Beal had to waive his no-trade clause to allow this trade to go through — meaning Beal picked the Suns over the Heat and everyone else — and Wojnarowski got confirmation from Beal’s agent, Mark Bartelstein, that he would do so.
It’s another big all-in move for new Suns owner Mat Ishbia, who took control of the team — and basketball operations — just before the trade deadline and made the trade for Kevin Durant, putting him next to Devin Booker. The Suns have gone all-in on a title, but it comes with challenges and risks.
This forms a “big 3" top-heavy team for Phoenix that will be a playoff threat in the West if all their players can make it to the postseason healthy (both Durant and Beal have injury histories in recent years).
However, the Suns just got bounced from the playoffs by the Nuggets because Denver had superior depth (and with that, versatility). Having Beal making $46.7 million next season, Durant at $47.7 million and Booker at $36 million, the Suns are already at more than $130 million for the three of them, and the salary cap is $134 million.
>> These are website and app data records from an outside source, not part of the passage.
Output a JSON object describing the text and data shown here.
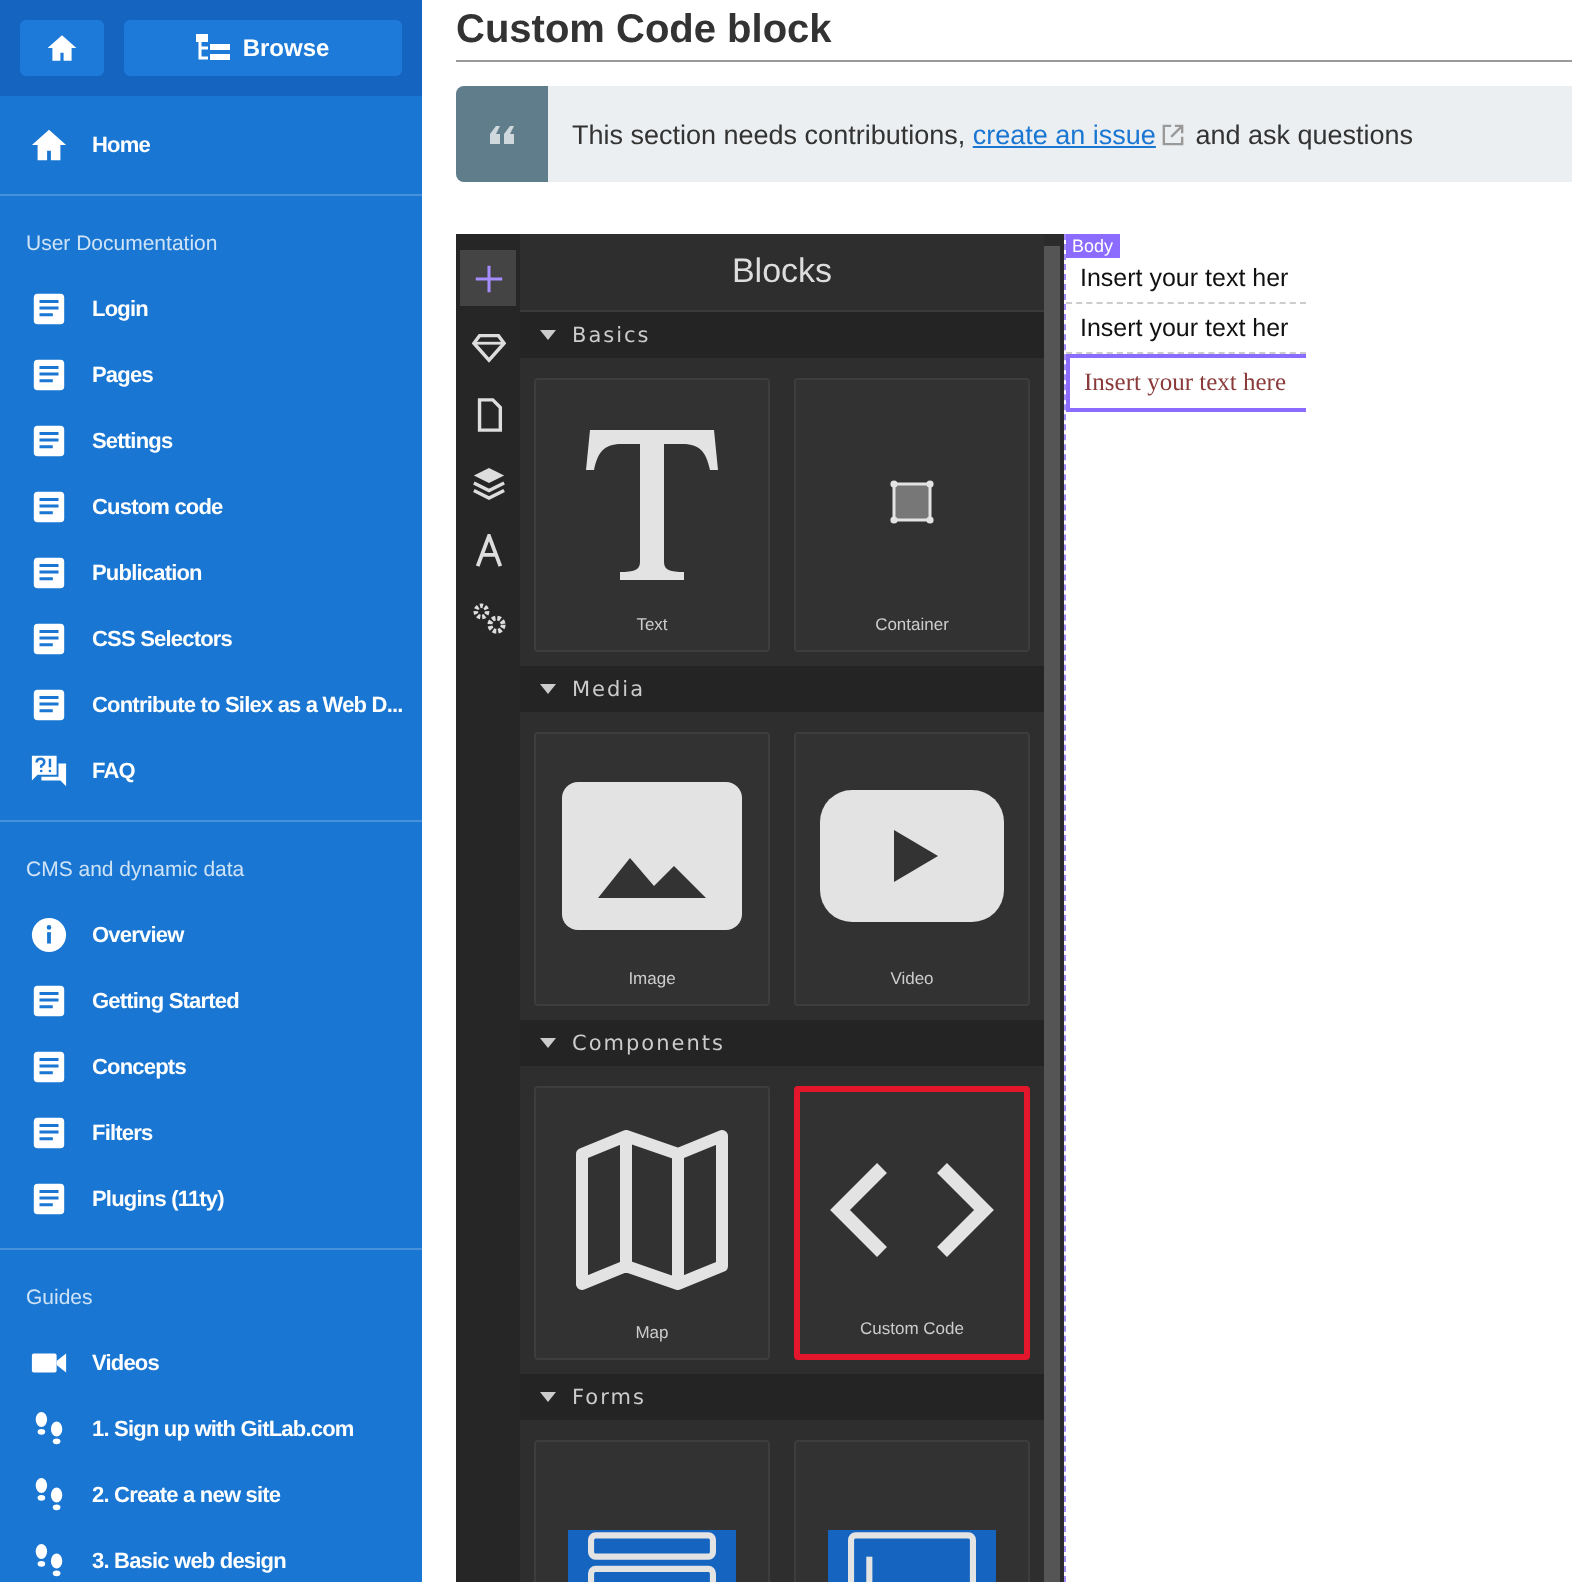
{
  "sidebar": {
    "browse_label": "Browse",
    "groups": [
      {
        "items": [
          {
            "kind": "home",
            "label": "Home"
          }
        ]
      },
      {
        "label": "User Documentation",
        "items": [
          {
            "kind": "doc",
            "label": "Login"
          },
          {
            "kind": "doc",
            "label": "Pages"
          },
          {
            "kind": "doc",
            "label": "Settings"
          },
          {
            "kind": "doc",
            "label": "Custom code"
          },
          {
            "kind": "doc",
            "label": "Publication"
          },
          {
            "kind": "doc",
            "label": "CSS Selectors"
          },
          {
            "kind": "doc",
            "label": "Contribute to Silex as a Web D..."
          },
          {
            "kind": "faq",
            "label": "FAQ"
          }
        ]
      },
      {
        "label": "CMS and dynamic data",
        "items": [
          {
            "kind": "info",
            "label": "Overview"
          },
          {
            "kind": "doc",
            "label": "Getting Started"
          },
          {
            "kind": "doc",
            "label": "Concepts"
          },
          {
            "kind": "doc",
            "label": "Filters"
          },
          {
            "kind": "doc",
            "label": "Plugins (11ty)"
          }
        ]
      },
      {
        "label": "Guides",
        "items": [
          {
            "kind": "video",
            "label": "Videos"
          },
          {
            "kind": "steps",
            "label": "1. Sign up with GitLab.com"
          },
          {
            "kind": "steps",
            "label": "2. Create a new site"
          },
          {
            "kind": "steps",
            "label": "3. Basic web design"
          }
        ]
      }
    ]
  },
  "page": {
    "title": "Custom Code block",
    "notice": {
      "text_before": "This section needs contributions,",
      "link": "create an issue",
      "text_after": "and ask questions"
    }
  },
  "screenshot": {
    "tools": [
      {
        "kind": "plus",
        "selected": true
      },
      {
        "kind": "gem",
        "selected": false
      },
      {
        "kind": "page",
        "selected": false
      },
      {
        "kind": "layers",
        "selected": false
      },
      {
        "kind": "font",
        "selected": false
      },
      {
        "kind": "gears",
        "selected": false
      }
    ],
    "panel_title": "Blocks",
    "categories": [
      {
        "label": "Basics",
        "expanded": true,
        "blocks": [
          {
            "kind": "text",
            "label": "Text",
            "selected": false
          },
          {
            "kind": "container",
            "label": "Container",
            "selected": false
          }
        ]
      },
      {
        "label": "Media",
        "expanded": true,
        "blocks": [
          {
            "kind": "image",
            "label": "Image",
            "selected": false
          },
          {
            "kind": "video",
            "label": "Video",
            "selected": false
          }
        ]
      },
      {
        "label": "Components",
        "expanded": true,
        "blocks": [
          {
            "kind": "map",
            "label": "Map",
            "selected": false
          },
          {
            "kind": "code",
            "label": "Custom Code",
            "selected": true
          }
        ]
      },
      {
        "label": "Forms",
        "expanded": true,
        "blocks": [
          {
            "kind": "form",
            "selected": false
          },
          {
            "kind": "input",
            "selected": false
          }
        ]
      }
    ],
    "canvas": {
      "badge": "Body",
      "elements": [
        {
          "kind": "sans",
          "text": "Insert your text her",
          "selected": false
        },
        {
          "kind": "sans",
          "text": "Insert your text her",
          "selected": false
        },
        {
          "kind": "serif",
          "text": "Insert your text here",
          "selected": true
        }
      ]
    }
  }
}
Add in Deandre Ayton at $32.5 million, and Cameron Payne’s contract ($6.5 million, non-guaranteed), and the Suns are at a $169 million payroll — bumping up against the restrictive second apron of the tax ($179.5 million) with 10-12 roster spots to fill out. The Suns can round the roster out with veteran minimum players, but that puts them above the second apron, plus you can ask the Lakers of a couple of seasons ago how filling out a roster with a lot of minimum players goes. (Don’t be surprised if the Suns try to trade Ayton for depth.)
For Washington, this is the first step in a tear-it-down-to-the-studs rebuild that has been long overdue but never okayed by owner Ted Leonsis (who kept them pushing to make the playoffs, and with that ending up a .500ish team hoping to get a lower playoffs seed). Expect the Wizards to try to make a sign-and-trade with Kyle Kuzma this summer, and the same (or an outright trade if he opts in) with Kristaps Porzingis. The Wizards are about to look very different.
The Miami Heat had been considered the frontrunners for Beal but could not put together a deal Beal and the Wizards liked around Kyle Lowry, Duncan Robinson (or Victor Oladipo) and a couple of first-round picks. This is a miss for the Heat, who want to add another star next to Jimmy Butler. The Heat reportedly wanted to slow play the trade with the Wizards to see what might happen with Damian Lillard — Portland has no intention of trading him as of now and wants to trade its No. 3 pick plus Anfernee Simons to get a star next to Lillard — but the Wizards wanted to move quickly (for that exact reason). Now Miami is waiting on the Trail Blazers’ next move.